From Kuhn's 'Structure of Scientific Revolutions' that examines how paradigm shifts have happened in scientific thought and exploration. It pretty much encapsulates our struggle with breaking through the current human/nature paradigm in our economy.
In all these cases [of paradigm shifts] the awareness of anomaly had lasted so long and penetrated so deep that one can appropriately describe the fields affected by it as in a state of growing crisis. Because it demands large-scale paradigm destruction and major shifts in the problems and techniques of normal science, the emergence of new theories is generally preceded by a period of pronounced professional insecurity.
This story from the world of astronomy is particularly apt.
Look first at a particularly famous case of paradigm change, the emergence of Copernican astronomy. When its predecessor, the Ptolemaic system, was first developed during the last two centuries before Christ and the first two after, it was admirably successful in predicting the changing positions of both stars and planets. No other ancient system had performed so well; for the stars, Ptolemaic astronomy is still widely used today as an engineering approximation; for the planets, Ptolemy’s predictions were as good as Copernicus’. But to be admirably successful is never, for a scientific theory, to be completely successful. With respect both to planetary position and to precession of the equinoxes, predictions made with Ptolemy’s system never quite conformed with the best available observations. Further reduction of those minor discrepancies constituted many of the principal problems of normal astronomical research for many of Ptolemy’s successors, just as a similar attempt to bring celestial observation and Newtonian theory together provided normal research problems for Newton’s eighteenth-century successors. For some time astronomers had every reason to suppose that these attempts would be as successful as those that had led to Ptolemy’s system. Given a particular discrepancy, astronomers were invariably able to eliminate it by making some particular adjustment in Ptolemy’s system of compounded circles. But as time went on, a man looking at the net result of the normal research effort of many astronomers could observe that astronomy’s complexity was increasing far more rapidly than its accuracy and that a discrepancy corrected in one place was likely to show up in another.
Because the astronomical tradition was repeatedly interrupted from outside and because, in the absence of printing, communication between astronomers was restricted, these difficulties were only slowly recognized. But awareness did come. By the thirteenth century Alfonso X could proclaim that if God had consulted him when creating the universe, he would have received good advice.
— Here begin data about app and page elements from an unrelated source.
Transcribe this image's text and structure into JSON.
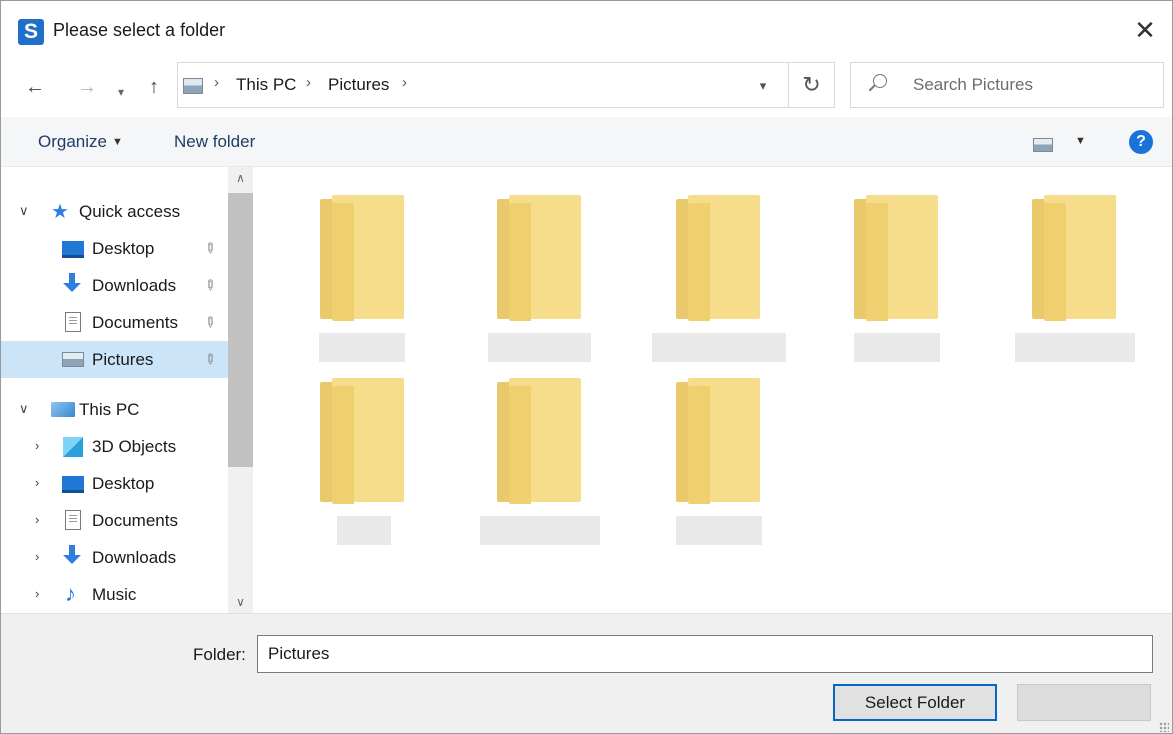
{
  "window": {
    "app_icon_letter": "S",
    "title": "Please select a folder",
    "close_glyph": "✕"
  },
  "navigation": {
    "back_glyph": "←",
    "forward_glyph": "→",
    "recent_glyph": "▾",
    "up_glyph": "↑",
    "breadcrumb": [
      "This PC",
      "Pictures"
    ],
    "separator_glyph": "›",
    "refresh_glyph": "↻",
    "search_placeholder": "Search Pictures"
  },
  "toolbar": {
    "organize_label": "Organize",
    "new_folder_label": "New folder",
    "help_glyph": "?"
  },
  "sidebar": {
    "quick_access": {
      "label": "Quick access",
      "items": [
        {
          "label": "Desktop",
          "icon": "desktop-icon",
          "pinned": true
        },
        {
          "label": "Downloads",
          "icon": "downloads-icon",
          "pinned": true
        },
        {
          "label": "Documents",
          "icon": "documents-icon",
          "pinned": true
        },
        {
          "label": "Pictures",
          "icon": "pictures-icon",
          "pinned": true,
          "selected": true
        }
      ]
    },
    "this_pc": {
      "label": "This PC",
      "items": [
        {
          "label": "3D Objects",
          "icon": "3d-objects-icon"
        },
        {
          "label": "Desktop",
          "icon": "desktop-icon"
        },
        {
          "label": "Documents",
          "icon": "documents-icon"
        },
        {
          "label": "Downloads",
          "icon": "downloads-icon"
        },
        {
          "label": "Music",
          "icon": "music-icon"
        }
      ]
    }
  },
  "content": {
    "folders_count_note": "8 folders with redacted names"
  },
  "footer": {
    "folder_label": "Folder:",
    "folder_value": "Pictures",
    "select_button_label": "Select Folder",
    "cancel_button_label": ""
  },
  "colors": {
    "accent": "#0a64c4",
    "selection": "#cce4f7",
    "folder": "#f6dd8b",
    "help": "#1a73d9"
  }
}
In the sixteenth century, Copernicus’ coworker, Domenico da Novara, held that no system so cumbersome and inaccurate as the Ptolemaic had become could possibly be true of nature. And Copernicus himself wrote in the Preface to the De Revolutionibus that the astronomical tradition he inherited had finally created only a monster. By the early sixteenth century an increasing number of Europe’s best astronomers were recognizing that the astronomical paradigm was failing in application to its own traditional problems. That recognition was prerequisite to Copernicus’ rejection of the Ptolemaic paradigm and his search for a new one. His famous preface still provides one of the classic descriptions of a crisis state.